For the records that follow, restate each one word for word and leave the images behind.

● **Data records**
---+---

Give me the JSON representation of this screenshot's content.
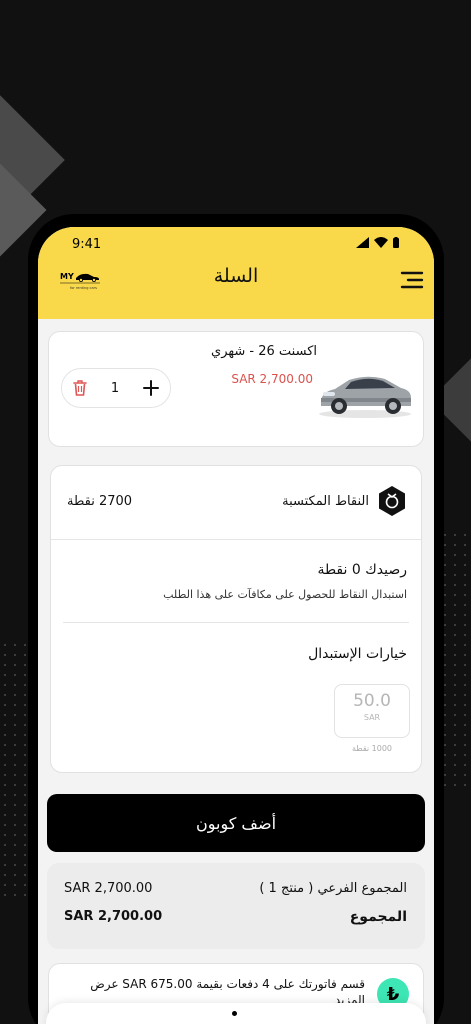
{
  "status_bar": {
    "time": "9:41"
  },
  "header": {
    "title": "السلة",
    "logo_text": "MY",
    "logo_sub": "for renting cars"
  },
  "cart_item": {
    "title": "اكسنت 26 - شهري",
    "price": "SAR 2,700.00",
    "quantity": "1",
    "image": "car-image"
  },
  "points": {
    "label": "النقاط المكتسبة",
    "value": "2700 نقطة",
    "balance_title": "رصيدك 0 نقطة",
    "balance_sub": "استبدال النقاط للحصول على مكافآت على هذا الطلب",
    "redeem_title": "خيارات الإستبدال",
    "options": [
      {
        "amount": "50.0",
        "currency": "SAR",
        "points": "1000 نقطة"
      }
    ]
  },
  "coupon": {
    "label": "أضف كوبون"
  },
  "totals": {
    "subtotal_label": "المجموع الفرعي ( منتج 1 )",
    "subtotal_value": "SAR 2,700.00",
    "total_label": "المجموع",
    "total_value": "SAR 2,700.00"
  },
  "installment": {
    "icon_text": "₺",
    "text": "قسم فاتورتك على 4 دفعات بقيمة SAR 675.00 عرض المزيد"
  },
  "colors": {
    "header_bg": "#f9d94a",
    "price": "#d9534f",
    "coupon_bg": "#000000",
    "tabby": "#3de6b4"
  }
}
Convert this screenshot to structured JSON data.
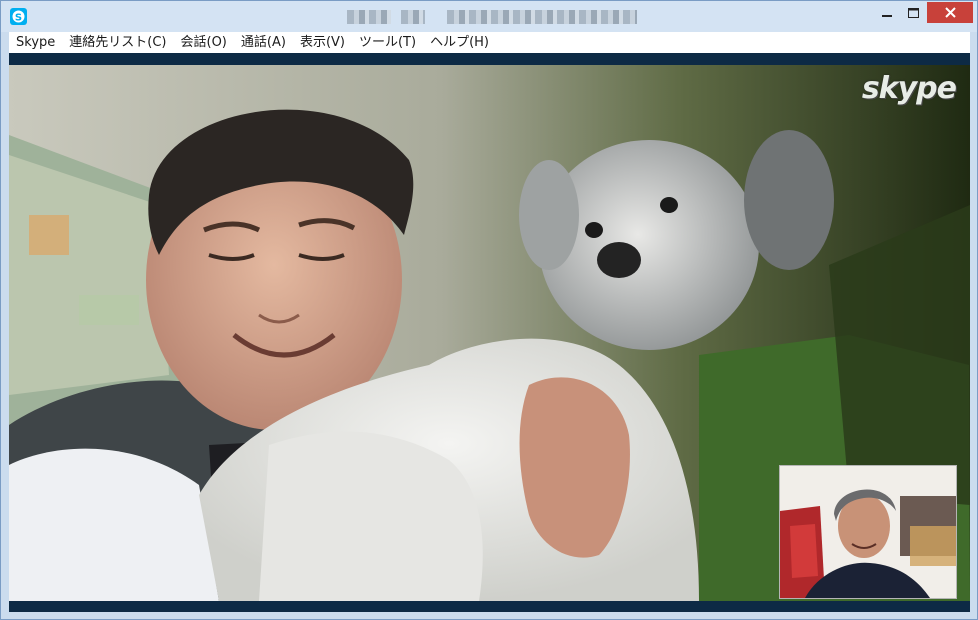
{
  "window": {
    "title": "▇▇▇▇ ▇▇   ▇▇▇▇▇▇▇▇▇▇▇▇▇▇▇▇",
    "controls": {
      "minimize_icon": "minimize-icon",
      "maximize_icon": "maximize-icon",
      "close_icon": "close-icon"
    }
  },
  "menu": {
    "items": [
      {
        "label": "Skype"
      },
      {
        "label": "連絡先リスト(C)"
      },
      {
        "label": "会話(O)"
      },
      {
        "label": "通話(A)"
      },
      {
        "label": "表示(V)"
      },
      {
        "label": "ツール(T)"
      },
      {
        "label": "ヘルプ(H)"
      }
    ]
  },
  "video": {
    "watermark": "skype",
    "remote_feed": "man-holding-poodle",
    "self_view": "man-in-red-chair"
  },
  "colors": {
    "titlebar": "#d4e3f3",
    "close_button": "#c8413a",
    "call_band": "#0d2a45",
    "skype_blue": "#00aff0"
  }
}
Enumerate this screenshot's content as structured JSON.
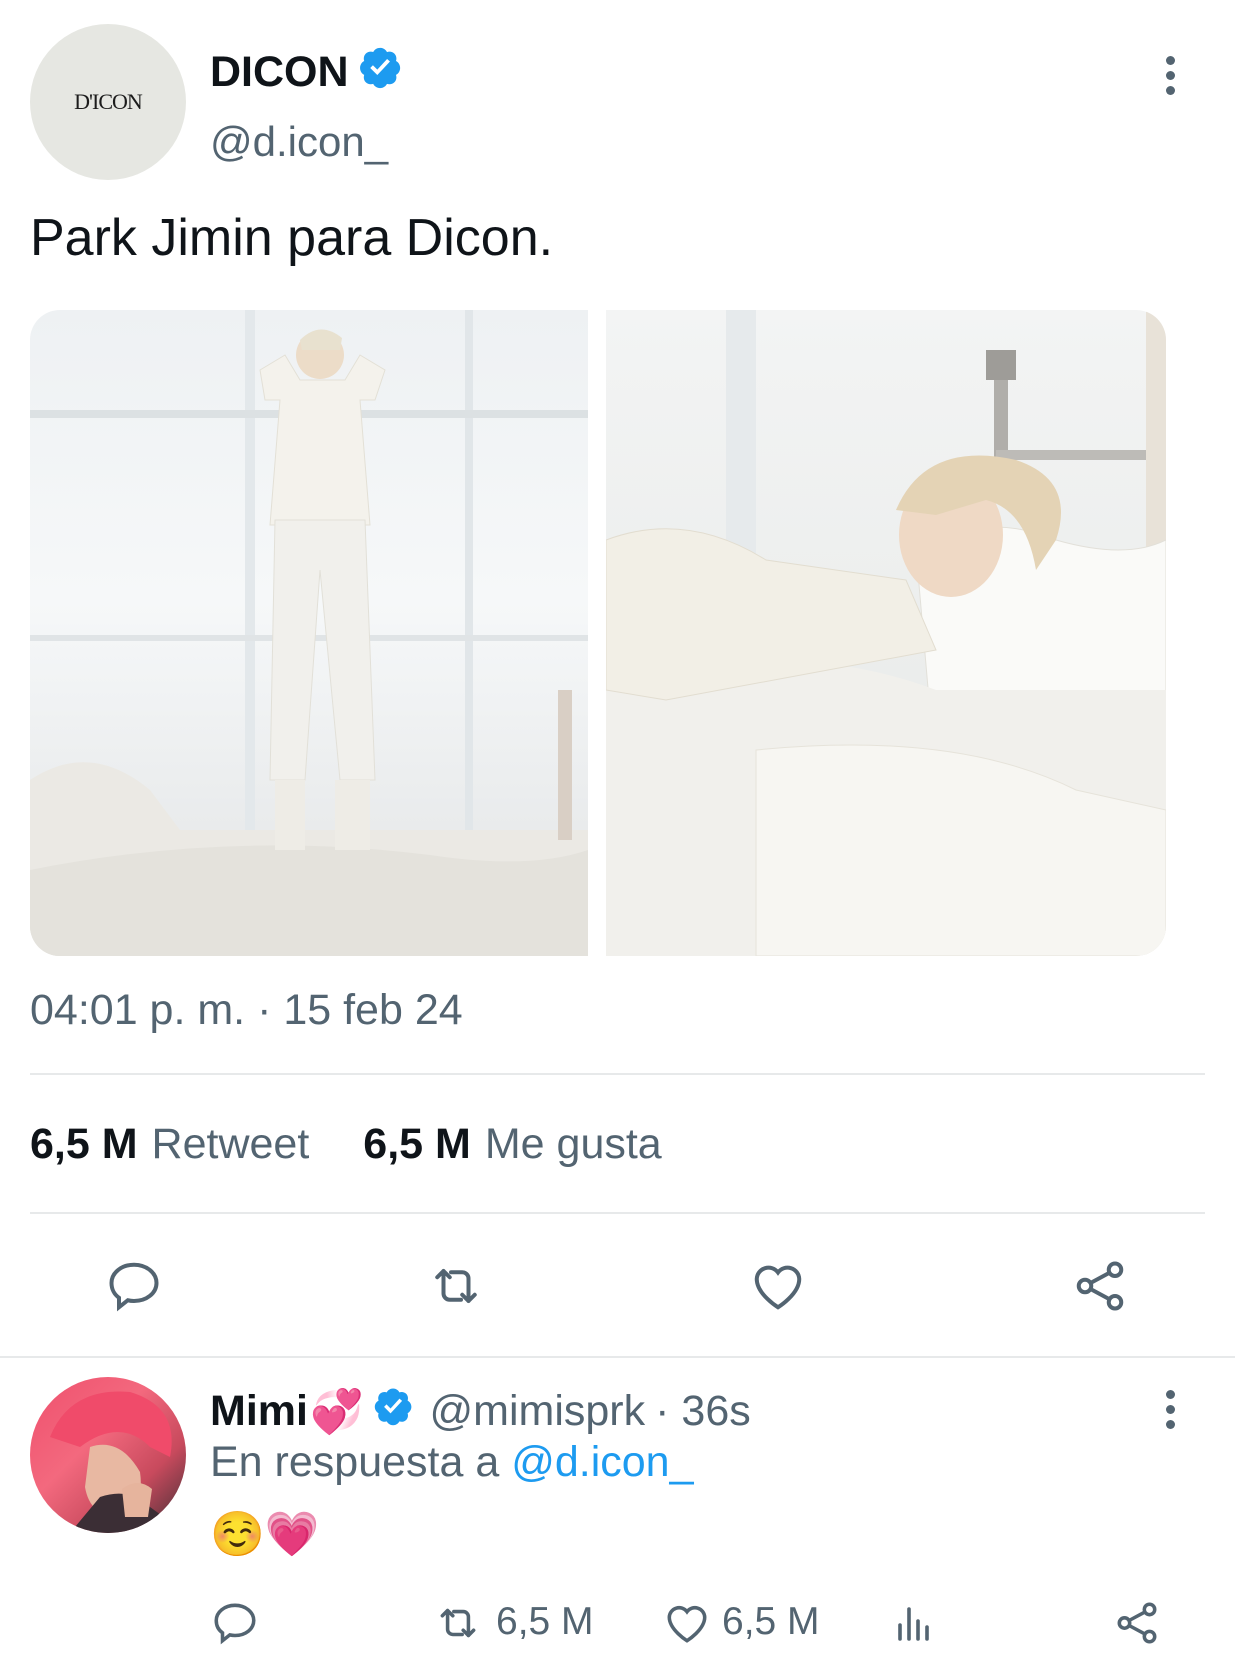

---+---

● **Exercise response**
Give me the JSON representation of this screenshot's content.
{
  "status_bar": {
    "time": "9:41"
  },
  "header": {
    "title": "السلة",
    "logo_text": "MY",
    "logo_sub": "for renting cars"
  },
  "cart_item": {
    "title": "اكسنت 26 - شهري",
    "price": "SAR 2,700.00",
    "quantity": "1",
    "image": "car-image"
  },
  "points": {
    "label": "النقاط المكتسبة",
    "value": "2700 نقطة",
    "balance_title": "رصيدك 0 نقطة",
    "balance_sub": "استبدال النقاط للحصول على مكافآت على هذا الطلب",
    "redeem_title": "خيارات الإستبدال",
    "options": [
      {
        "amount": "50.0",
        "currency": "SAR",
        "points": "1000 نقطة"
      }
    ]
  },
  "coupon": {
    "label": "أضف كوبون"
  },
  "totals": {
    "subtotal_label": "المجموع الفرعي ( منتج 1 )",
    "subtotal_value": "SAR 2,700.00",
    "total_label": "المجموع",
    "total_value": "SAR 2,700.00"
  },
  "installment": {
    "icon_text": "₺",
    "text": "قسم فاتورتك على 4 دفعات بقيمة SAR 675.00 عرض المزيد"
  },
  "colors": {
    "header_bg": "#f9d94a",
    "price": "#d9534f",
    "coupon_bg": "#000000",
    "tabby": "#3de6b4"
  }
}
Convert this screenshot to structured JSON data.
{
  "window": {
    "title": "▇▇▇▇ ▇▇   ▇▇▇▇▇▇▇▇▇▇▇▇▇▇▇▇",
    "controls": {
      "minimize_icon": "minimize-icon",
      "maximize_icon": "maximize-icon",
      "close_icon": "close-icon"
    }
  },
  "menu": {
    "items": [
      {
        "label": "Skype"
      },
      {
        "label": "連絡先リスト(C)"
      },
      {
        "label": "会話(O)"
      },
      {
        "label": "通話(A)"
      },
      {
        "label": "表示(V)"
      },
      {
        "label": "ツール(T)"
      },
      {
        "label": "ヘルプ(H)"
      }
    ]
  },
  "video": {
    "watermark": "skype",
    "remote_feed": "man-holding-poodle",
    "self_view": "man-in-red-chair"
  },
  "colors": {
    "titlebar": "#d4e3f3",
    "close_button": "#c8413a",
    "call_band": "#0d2a45",
    "skype_blue": "#00aff0"
  }
}
Enumerate this screenshot's content as structured JSON.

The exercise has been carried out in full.